= DATA =
★ ★ ★ ★
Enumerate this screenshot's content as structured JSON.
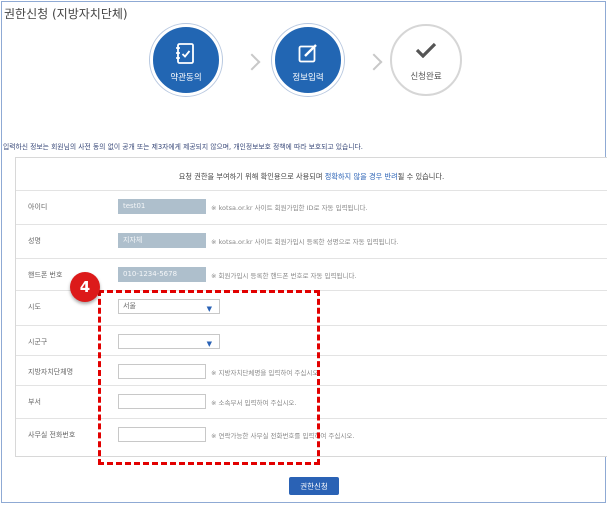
{
  "page": {
    "title": "권한신청 (지방자치단체)",
    "notice": "입력하신 정보는 회원님의 사전 동의 없이 공개 또는 제3자에게 제공되지 않으며, 개인정보보호 정책에 따라 보호되고 있습니다."
  },
  "steps": [
    {
      "label": "약관동의",
      "icon": "document-check-icon",
      "state": "active"
    },
    {
      "label": "정보입력",
      "icon": "edit-icon",
      "state": "active"
    },
    {
      "label": "신청완료",
      "icon": "check-icon",
      "state": "inactive"
    }
  ],
  "form": {
    "header": {
      "prefix": "요청 권한을 부여하기 위해 확인용으로 사용되며 ",
      "warning": "정확하지 않을 경우 반려",
      "suffix": "될 수 있습니다."
    },
    "id": {
      "label": "아이디",
      "value": "test01",
      "hint": "※ kotsa.or.kr 사이트 회원가입한 ID로 자동 입력됩니다."
    },
    "name": {
      "label": "성명",
      "value": "지자체",
      "hint": "※ kotsa.or.kr 사이트 회원가입시 등록한 성명으로 자동 입력됩니다."
    },
    "phone": {
      "label": "핸드폰 번호",
      "value": "010-1234-5678",
      "hint": "※ 회원가입시 등록한 핸드폰 번호로 자동 입력됩니다."
    },
    "sido": {
      "label": "시도",
      "value": "서울"
    },
    "sigungu": {
      "label": "시군구",
      "value": ""
    },
    "org": {
      "label": "지방자치단체명",
      "value": "",
      "hint": "※ 지방자치단체명을 입력하여 주십시오."
    },
    "dept": {
      "label": "부서",
      "value": "",
      "hint": "※ 소속부서 입력하여 주십시오."
    },
    "office_phone": {
      "label": "사무실 전화번호",
      "value": "",
      "hint": "※ 연락가능한 사무실 전화번호를 입력하여 주십시오."
    }
  },
  "annotation": {
    "step_number": "4",
    "color": "#e20000"
  },
  "submit": {
    "label": "권한신청"
  },
  "colors": {
    "primary": "#2266b3",
    "readonly": "#aebfcc",
    "highlight": "#e20000"
  }
}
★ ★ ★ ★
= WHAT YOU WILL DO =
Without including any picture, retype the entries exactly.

= SOLUTION TO THE PROBLEM =
Enumerate this screenshot's content as structured JSON.
{
  "page": {
    "title": "권한신청 (지방자치단체)",
    "notice": "입력하신 정보는 회원님의 사전 동의 없이 공개 또는 제3자에게 제공되지 않으며, 개인정보보호 정책에 따라 보호되고 있습니다."
  },
  "steps": [
    {
      "label": "약관동의",
      "icon": "document-check-icon",
      "state": "active"
    },
    {
      "label": "정보입력",
      "icon": "edit-icon",
      "state": "active"
    },
    {
      "label": "신청완료",
      "icon": "check-icon",
      "state": "inactive"
    }
  ],
  "form": {
    "header": {
      "prefix": "요청 권한을 부여하기 위해 확인용으로 사용되며 ",
      "warning": "정확하지 않을 경우 반려",
      "suffix": "될 수 있습니다."
    },
    "id": {
      "label": "아이디",
      "value": "test01",
      "hint": "※ kotsa.or.kr 사이트 회원가입한 ID로 자동 입력됩니다."
    },
    "name": {
      "label": "성명",
      "value": "지자체",
      "hint": "※ kotsa.or.kr 사이트 회원가입시 등록한 성명으로 자동 입력됩니다."
    },
    "phone": {
      "label": "핸드폰 번호",
      "value": "010-1234-5678",
      "hint": "※ 회원가입시 등록한 핸드폰 번호로 자동 입력됩니다."
    },
    "sido": {
      "label": "시도",
      "value": "서울"
    },
    "sigungu": {
      "label": "시군구",
      "value": ""
    },
    "org": {
      "label": "지방자치단체명",
      "value": "",
      "hint": "※ 지방자치단체명을 입력하여 주십시오."
    },
    "dept": {
      "label": "부서",
      "value": "",
      "hint": "※ 소속부서 입력하여 주십시오."
    },
    "office_phone": {
      "label": "사무실 전화번호",
      "value": "",
      "hint": "※ 연락가능한 사무실 전화번호를 입력하여 주십시오."
    }
  },
  "annotation": {
    "step_number": "4",
    "color": "#e20000"
  },
  "submit": {
    "label": "권한신청"
  },
  "colors": {
    "primary": "#2266b3",
    "readonly": "#aebfcc",
    "highlight": "#e20000"
  }
}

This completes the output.